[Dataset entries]
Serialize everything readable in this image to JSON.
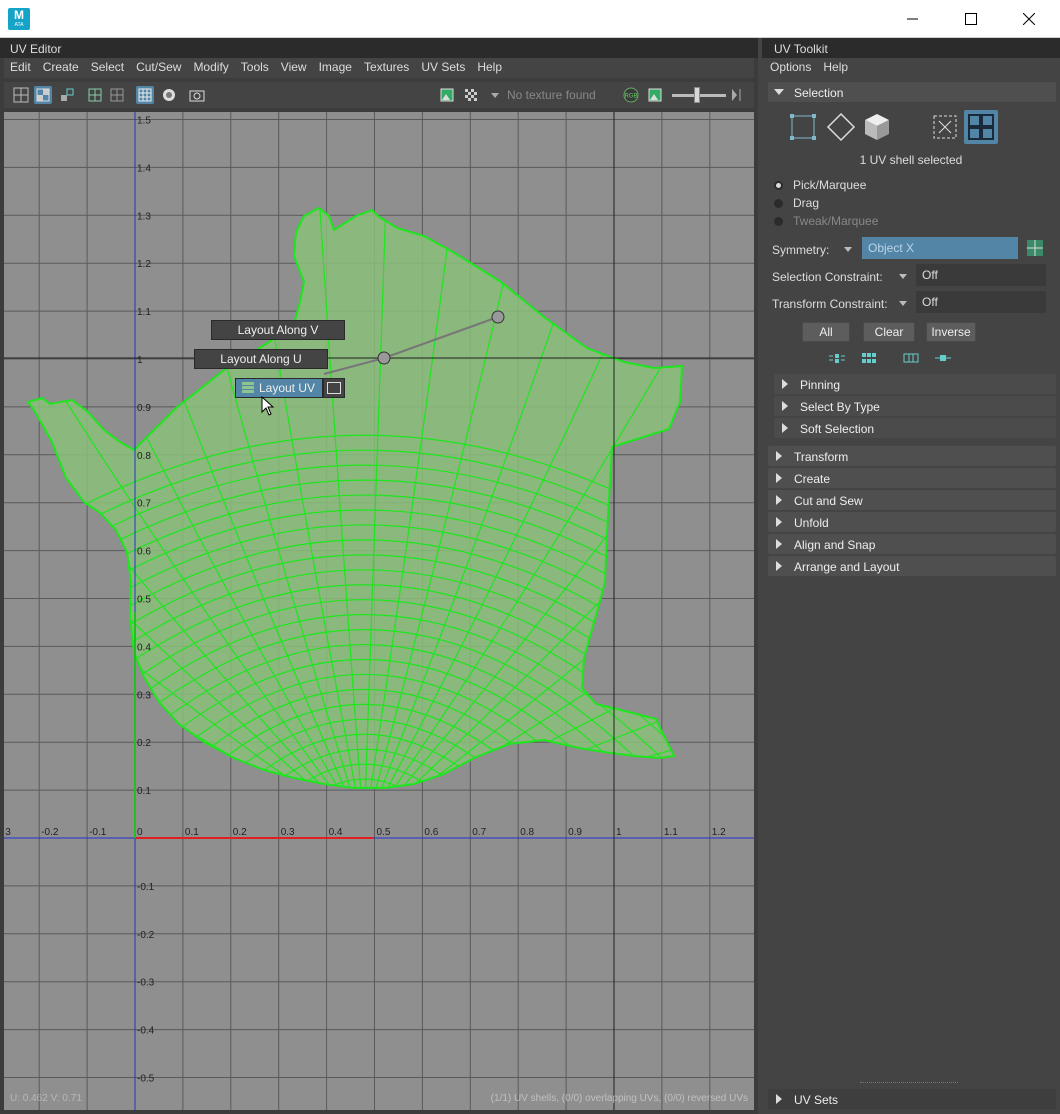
{
  "app": {
    "icon_letter": "M",
    "icon_sub": "ATA"
  },
  "window_controls": {
    "minimize_icon": "minimize-icon",
    "maximize_icon": "maximize-icon",
    "close_icon": "close-icon"
  },
  "uv_editor": {
    "tab_label": "UV Editor",
    "menu": [
      "Edit",
      "Create",
      "Select",
      "Cut/Sew",
      "Modify",
      "Tools",
      "View",
      "Image",
      "Textures",
      "UV Sets",
      "Help"
    ],
    "toolbar": {
      "texture_status": "No texture found",
      "rgb_label": "RGB"
    },
    "axis_u_labels": [
      "3",
      "-0.2",
      "-0.1",
      "0",
      "0.1",
      "0.2",
      "0.3",
      "0.4",
      "0.5",
      "0.6",
      "0.7",
      "0.8",
      "0.9",
      "1",
      "1.1",
      "1.2"
    ],
    "axis_v_labels": [
      "1.5",
      "1.4",
      "1.3",
      "1.2",
      "1.1",
      "1",
      "0.9",
      "0.8",
      "0.7",
      "0.6",
      "0.5",
      "0.4",
      "0.3",
      "0.2",
      "0.1",
      "-0.1",
      "-0.2",
      "-0.3",
      "-0.4",
      "-0.5"
    ],
    "marking_menu": {
      "layout_along_v": "Layout Along V",
      "layout_along_u": "Layout Along U",
      "layout_uv": "Layout UV"
    },
    "status_left": "U:  0.462 V:  0.71",
    "status_right": "(1/1) UV shells, (0/0) overlapping UVs, (0/0) reversed UVs"
  },
  "uv_toolkit": {
    "tab_label": "UV Toolkit",
    "menu": [
      "Options",
      "Help"
    ],
    "selection": {
      "title": "Selection",
      "status": "1 UV shell selected",
      "modes": [
        "Pick/Marquee",
        "Drag",
        "Tweak/Marquee"
      ],
      "symmetry_label": "Symmetry:",
      "symmetry_value": "Object X",
      "selection_constraint_label": "Selection Constraint:",
      "selection_constraint_value": "Off",
      "transform_constraint_label": "Transform Constraint:",
      "transform_constraint_value": "Off",
      "buttons": [
        "All",
        "Clear",
        "Inverse"
      ],
      "subsections": [
        "Pinning",
        "Select By Type",
        "Soft Selection"
      ]
    },
    "sections": [
      "Transform",
      "Create",
      "Cut and Sew",
      "Unfold",
      "Align and Snap",
      "Arrange and Layout"
    ],
    "bottom_section": "UV Sets"
  },
  "colors": {
    "mesh": "#1ee61e",
    "mesh_fill": "#8bbf7a",
    "viewport_bg": "#8f8f8f",
    "highlight": "#5285a6",
    "u_axis": "#e02020",
    "v_axis": "#2020e0"
  }
}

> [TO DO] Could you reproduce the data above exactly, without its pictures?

> [ANSWER TO THIS TASK]
Serialize everything readable in this image to JSON.
{
  "app": {
    "icon_letter": "M",
    "icon_sub": "ATA"
  },
  "window_controls": {
    "minimize_icon": "minimize-icon",
    "maximize_icon": "maximize-icon",
    "close_icon": "close-icon"
  },
  "uv_editor": {
    "tab_label": "UV Editor",
    "menu": [
      "Edit",
      "Create",
      "Select",
      "Cut/Sew",
      "Modify",
      "Tools",
      "View",
      "Image",
      "Textures",
      "UV Sets",
      "Help"
    ],
    "toolbar": {
      "texture_status": "No texture found",
      "rgb_label": "RGB"
    },
    "axis_u_labels": [
      "3",
      "-0.2",
      "-0.1",
      "0",
      "0.1",
      "0.2",
      "0.3",
      "0.4",
      "0.5",
      "0.6",
      "0.7",
      "0.8",
      "0.9",
      "1",
      "1.1",
      "1.2"
    ],
    "axis_v_labels": [
      "1.5",
      "1.4",
      "1.3",
      "1.2",
      "1.1",
      "1",
      "0.9",
      "0.8",
      "0.7",
      "0.6",
      "0.5",
      "0.4",
      "0.3",
      "0.2",
      "0.1",
      "-0.1",
      "-0.2",
      "-0.3",
      "-0.4",
      "-0.5"
    ],
    "marking_menu": {
      "layout_along_v": "Layout Along V",
      "layout_along_u": "Layout Along U",
      "layout_uv": "Layout UV"
    },
    "status_left": "U:  0.462 V:  0.71",
    "status_right": "(1/1) UV shells, (0/0) overlapping UVs, (0/0) reversed UVs"
  },
  "uv_toolkit": {
    "tab_label": "UV Toolkit",
    "menu": [
      "Options",
      "Help"
    ],
    "selection": {
      "title": "Selection",
      "status": "1 UV shell selected",
      "modes": [
        "Pick/Marquee",
        "Drag",
        "Tweak/Marquee"
      ],
      "symmetry_label": "Symmetry:",
      "symmetry_value": "Object X",
      "selection_constraint_label": "Selection Constraint:",
      "selection_constraint_value": "Off",
      "transform_constraint_label": "Transform Constraint:",
      "transform_constraint_value": "Off",
      "buttons": [
        "All",
        "Clear",
        "Inverse"
      ],
      "subsections": [
        "Pinning",
        "Select By Type",
        "Soft Selection"
      ]
    },
    "sections": [
      "Transform",
      "Create",
      "Cut and Sew",
      "Unfold",
      "Align and Snap",
      "Arrange and Layout"
    ],
    "bottom_section": "UV Sets"
  },
  "colors": {
    "mesh": "#1ee61e",
    "mesh_fill": "#8bbf7a",
    "viewport_bg": "#8f8f8f",
    "highlight": "#5285a6",
    "u_axis": "#e02020",
    "v_axis": "#2020e0"
  }
}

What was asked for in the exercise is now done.